“About 60% of complaints lodged with the FDA every year are related to false advertisements, exaggerating the qualities of food and drugs, medical devices and herbal products,” Ms Boonserm told a press briefing on Sunday.
She said 60% of the complaints involved 230 actors, singers and YouTubers who endorsed the products. These celebrity endorsers and net influencers were mostly charged with exaggerating the effects of the products and running advertisements without permission from the FDA.
The FDA and the National Broadcasting Telecommunication Commission (NBTC) said they took action over more than 1,300 false advertisements on social media and online.
The Food and Drug Act 1979 penalised those who exaggerated the quality of food and drugs with a term of up to three years in jail and/or a fine of up to 30,000 baht. For running advertisements without obtaining the FDA’s permit, the wrong-doers are liable for a 5,000 baht fine.
She urged business operators to ask for permission to run ads. She said the FDA had opened online requests with a wait of just 8 days.
“All advertisements in whatever form must be permitted by the FDA,” she said.
In a related development on Sunday, Yingyong Yodbuangam, a famous folk singer also known as Prayong Buangam, posted on his social media site that he has yet to receive a police summons.
Mr Yodbuangamis the latest celebrity to be charged by FDA for exaggerating the benefits of his caterpillar fungus or “Tang Chao” food supplement which was touted as a cure-all medicine which could boost virility in men and even suppress cancer cells.
Mr Yodbuangam said the responsible company had removed the advertising content since Dec 25 after receiving a warning from the FDA.
Last week, popular MC Patcharasri “Kalamae” Benjamas was charged with exaggerating the quality of her food supplement product, “Botera”.
She said “Botera” has firmed up her skin, and removed bags under her eyes.

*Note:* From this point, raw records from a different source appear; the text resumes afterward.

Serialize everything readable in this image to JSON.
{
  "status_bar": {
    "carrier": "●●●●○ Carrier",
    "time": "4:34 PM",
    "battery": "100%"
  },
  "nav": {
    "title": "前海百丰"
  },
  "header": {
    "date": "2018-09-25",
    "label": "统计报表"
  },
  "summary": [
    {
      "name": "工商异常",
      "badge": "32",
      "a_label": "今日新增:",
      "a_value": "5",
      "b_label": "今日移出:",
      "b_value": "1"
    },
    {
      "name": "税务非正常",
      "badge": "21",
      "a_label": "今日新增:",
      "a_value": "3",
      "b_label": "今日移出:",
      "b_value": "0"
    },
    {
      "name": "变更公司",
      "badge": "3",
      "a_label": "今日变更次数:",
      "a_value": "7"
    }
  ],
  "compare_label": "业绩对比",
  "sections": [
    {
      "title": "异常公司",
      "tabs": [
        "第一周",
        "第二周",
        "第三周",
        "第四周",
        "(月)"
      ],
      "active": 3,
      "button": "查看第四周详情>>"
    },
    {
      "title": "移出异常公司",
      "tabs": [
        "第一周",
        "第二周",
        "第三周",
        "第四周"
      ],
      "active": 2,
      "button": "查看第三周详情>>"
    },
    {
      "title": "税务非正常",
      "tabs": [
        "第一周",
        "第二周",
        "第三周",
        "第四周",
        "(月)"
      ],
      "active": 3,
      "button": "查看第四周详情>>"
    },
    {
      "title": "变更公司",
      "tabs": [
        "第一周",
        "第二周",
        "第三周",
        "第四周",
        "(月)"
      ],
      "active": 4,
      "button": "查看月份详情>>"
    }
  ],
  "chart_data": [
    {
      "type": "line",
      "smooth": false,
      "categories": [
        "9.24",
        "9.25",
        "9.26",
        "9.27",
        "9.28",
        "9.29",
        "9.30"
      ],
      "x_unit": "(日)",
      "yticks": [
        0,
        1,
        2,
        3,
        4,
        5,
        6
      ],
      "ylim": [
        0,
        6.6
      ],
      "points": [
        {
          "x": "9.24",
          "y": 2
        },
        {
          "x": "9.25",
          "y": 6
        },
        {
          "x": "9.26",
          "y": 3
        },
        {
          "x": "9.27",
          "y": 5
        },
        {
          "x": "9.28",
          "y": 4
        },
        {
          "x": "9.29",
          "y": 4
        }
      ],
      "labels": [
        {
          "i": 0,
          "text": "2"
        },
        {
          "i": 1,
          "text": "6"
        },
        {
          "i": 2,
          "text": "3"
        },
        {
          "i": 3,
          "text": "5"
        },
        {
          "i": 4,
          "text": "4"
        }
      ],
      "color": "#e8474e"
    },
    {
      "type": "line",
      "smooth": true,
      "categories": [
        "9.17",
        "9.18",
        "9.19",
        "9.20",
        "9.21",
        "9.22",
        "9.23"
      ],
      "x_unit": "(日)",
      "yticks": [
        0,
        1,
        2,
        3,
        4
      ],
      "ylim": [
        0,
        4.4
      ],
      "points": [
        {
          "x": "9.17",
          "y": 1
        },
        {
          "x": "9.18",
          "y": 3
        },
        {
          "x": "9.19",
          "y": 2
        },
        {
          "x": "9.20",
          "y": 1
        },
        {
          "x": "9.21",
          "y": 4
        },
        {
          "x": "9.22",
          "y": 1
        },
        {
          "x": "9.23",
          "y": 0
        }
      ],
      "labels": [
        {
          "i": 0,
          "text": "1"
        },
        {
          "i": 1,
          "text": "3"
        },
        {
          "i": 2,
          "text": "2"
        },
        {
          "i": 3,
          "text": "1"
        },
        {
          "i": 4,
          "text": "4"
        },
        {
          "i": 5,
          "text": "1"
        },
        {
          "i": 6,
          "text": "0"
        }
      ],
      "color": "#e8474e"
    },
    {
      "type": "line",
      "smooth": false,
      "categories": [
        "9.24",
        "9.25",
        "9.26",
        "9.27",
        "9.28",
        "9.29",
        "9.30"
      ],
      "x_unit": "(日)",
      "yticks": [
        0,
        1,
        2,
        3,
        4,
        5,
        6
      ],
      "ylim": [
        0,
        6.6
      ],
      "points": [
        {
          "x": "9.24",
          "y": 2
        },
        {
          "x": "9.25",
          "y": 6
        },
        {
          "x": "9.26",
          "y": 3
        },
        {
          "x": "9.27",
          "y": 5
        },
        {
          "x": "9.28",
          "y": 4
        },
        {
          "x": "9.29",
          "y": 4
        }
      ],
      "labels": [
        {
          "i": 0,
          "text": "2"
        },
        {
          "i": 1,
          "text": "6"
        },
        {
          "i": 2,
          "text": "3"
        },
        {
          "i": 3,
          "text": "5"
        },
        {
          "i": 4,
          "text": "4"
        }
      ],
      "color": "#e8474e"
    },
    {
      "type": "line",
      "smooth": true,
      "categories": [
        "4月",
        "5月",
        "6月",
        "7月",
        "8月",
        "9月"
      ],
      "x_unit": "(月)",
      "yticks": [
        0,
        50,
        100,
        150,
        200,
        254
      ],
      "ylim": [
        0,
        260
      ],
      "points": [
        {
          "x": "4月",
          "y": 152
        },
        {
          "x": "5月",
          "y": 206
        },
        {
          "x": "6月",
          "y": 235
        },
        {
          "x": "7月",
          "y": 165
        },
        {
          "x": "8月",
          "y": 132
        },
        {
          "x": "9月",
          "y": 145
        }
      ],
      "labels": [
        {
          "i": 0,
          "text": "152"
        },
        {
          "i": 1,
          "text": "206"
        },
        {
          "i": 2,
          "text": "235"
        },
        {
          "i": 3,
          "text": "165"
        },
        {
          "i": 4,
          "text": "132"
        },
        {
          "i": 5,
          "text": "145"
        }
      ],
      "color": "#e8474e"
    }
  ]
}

She also claimed she didn’t need to resort to cosmetic surgery because the product changed her facial features to look more chiselled.